Please report citation or reference errors to , or , if you are the registered author of the cited work, log in to your RePEc Author Service profile, click on "citations" and make appropriate adjustments.:

as in new window
  1. Paul W. Miller & Barry R. Chiswick, 2006. "Why is the Payoff to Schooling Smaller for Immigrants?," Economics Discussion / Working Papers 06-03, The University of Western Australia, Department of Economics.
  2. Paul W. Miller & Barry R. Chiswick, 2002. "Immigrant earnings: Language skills, linguistic concentrations and the business cycle," Journal of Population Economics, Springer;European Society for Population Economics, vol. 15(1), pages 31-57.
  3. Ammermüller, Andreas, 2005. "Poor Background or Low Returns? Why Immigrant Students in Germany Perform so Poorly in PISA," ZEW Discussion Papers 05-18, ZEW - Zentrum für Europäische Wirtschaftsforschung / Center for European Economic Research.
  4. Janet Currie, 2001. "Early Childhood Education Programs," Journal of Economic Perspectives, American Economic Association, vol. 15(2), pages 213-238, Spring.
  5. Philipp Bauer & Regina Riphahn, 2007. "Heterogeneity in the intergenerational transmission of educational attainment: evidence from Switzerland on natives and second-generation immigrants," Journal of Population Economics, Springer;European Society for Population Economics, vol. 20(1), pages 121-148, February.
  6. Barry Chiswick, 1999. "Are Immigrants Favorably Self-Selected?," American Economic Review, American Economic Association, vol. 89(2), pages 181-185, May.
  7. Carneiro, Pedro & Heckman, James J & Masterov, Dimitriy V, 2005. "Labor Market Discrimination and Racial Differences in Premarket Factors," Journal of Law and Economics, University of Chicago Press, vol. 48(1), pages 1-39, April.
  8. Chiswick, Barry R. & DebBurman, Noyna, 2004. "Pre-School Enrollment: An Analysis by Immigrant Generation," IZA Discussion Papers 1226, Institute for the Study of Labor (IZA).
  9. George J. Borjas, 1987. "Self-Selection and the Earnings of Immigrants," NBER Working Papers 2248, National Bureau of Economic Research, Inc.
  10. Brown, Giorgina & Micklewright, John & Schnepf, Sylke V. & Waldmann, Robert, 2005. "Cross-National Surveys of Learning Achievement: How Robust are the Findings?," IZA Discussion Papers 1652, Institute for the Study of Labor (IZA).
  11. Borjas, George J., 1999. "The economic analysis of immigration," Handbook of Labor Economics, in: O. Ashenfelter & D. Card (ed.), Handbook of Labor Economics, edition 1, volume 3, chapter 28, pages 1697-1760 Elsevier.
  12. Janet Currie & Duncan Thomas, 1996. "Does Head Start Help Hispanic Children?," NBER Working Papers 5805, National Bureau of Economic Research, Inc.
  13. Alan S. Blinder, 1973. "Wage Discrimination: Reduced Form and Structural Estimates," Journal of Human Resources, University of Wisconsin Press, vol. 8(4), pages 436-455.
Full references (including those not matched with items on IDEAS)

This item is not listed on Wikipedia, on a reading list or among the top items on IDEAS.

When requesting a correction, please mention this item's handle: RePEc:jku:econwp:2006_20. See general information about how to correct material in RePEc.

For technical questions regarding this item, or to correct its authors, title, abstract, bibliographic or download information, contact: (René Böheim)

If you have authored this item and are not yet registered with RePEc, we encourage you to do it here.
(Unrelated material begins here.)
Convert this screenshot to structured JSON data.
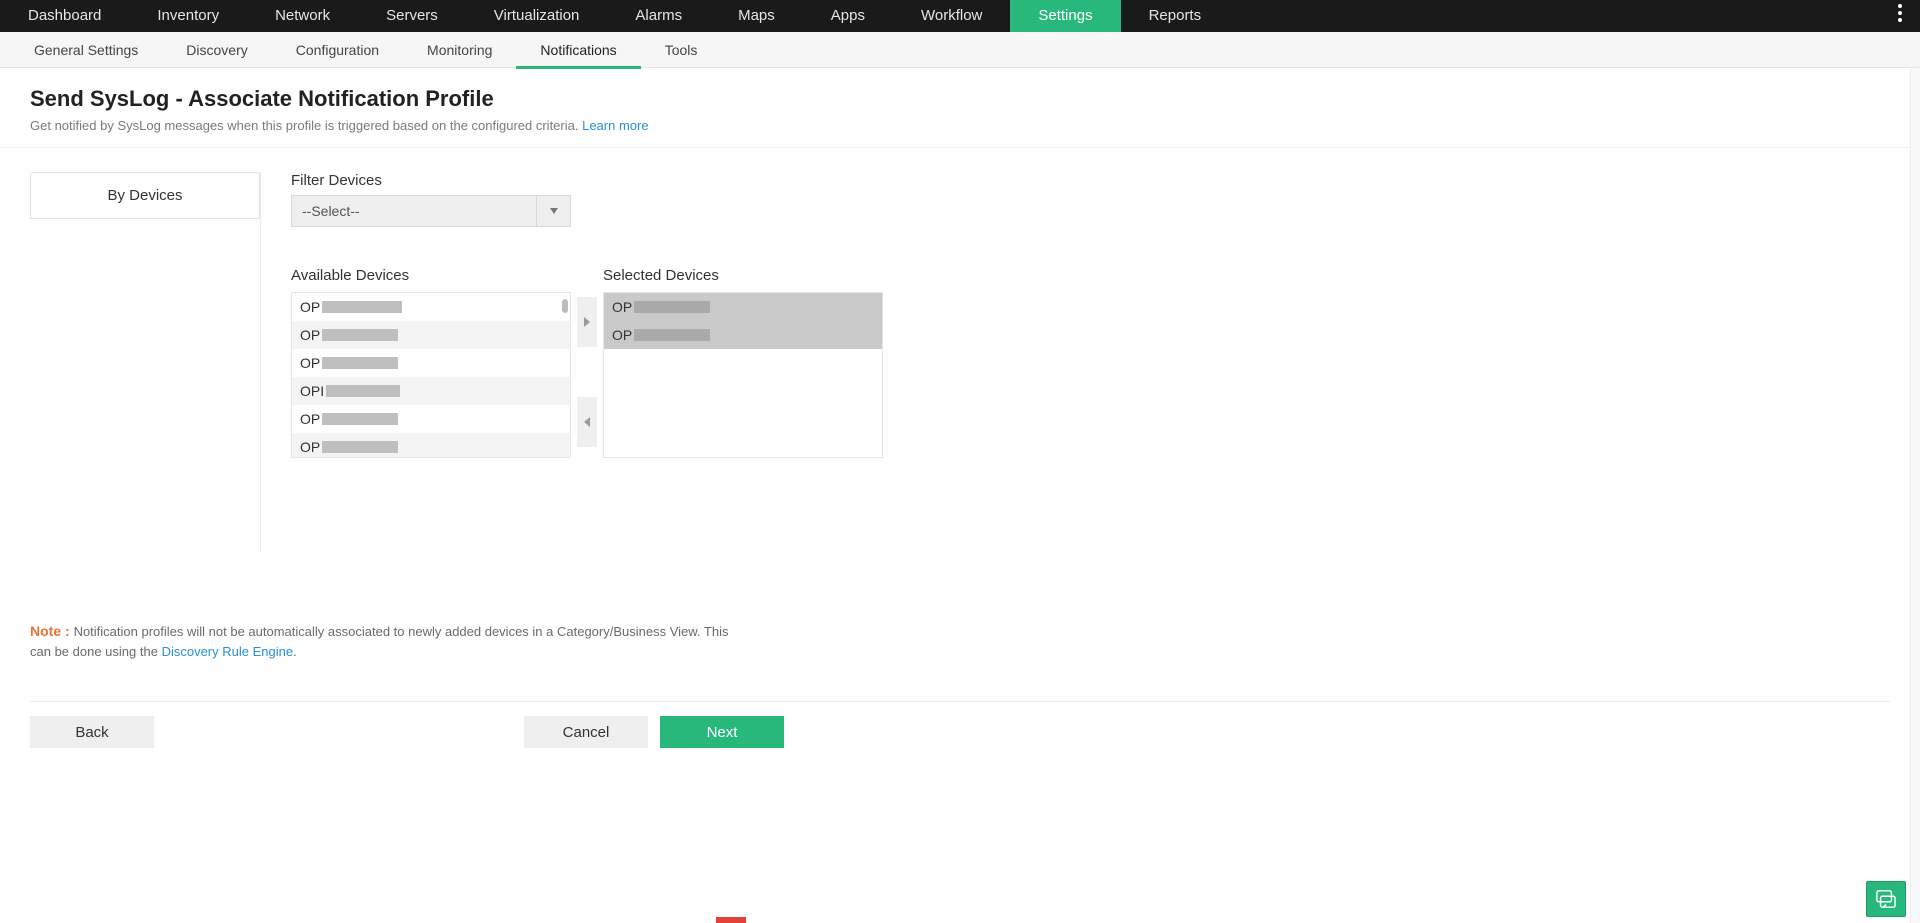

This allows to link your profile to this item. It also allows you to accept potential citations to this item that we are uncertain about.

If references are entirely missing, you can add them using this form.

If the full references list an item that is present in RePEc, but the system did not link to it, you can help with this form.

If you know of missing items citing this one, you can help us creating those links by adding the relevant references in the same way as above, for each refering item. If you are a registered author of this item, you may also want to check the "citations" tab in your profile, as there may be some citations waiting for confirmation.

Please note that corrections may take a couple of weeks to filter through the various RePEc services.

This information is provided to you by IDEAS at the Research Division of the Federal Reserve Bank of St. Louis using RePEc data.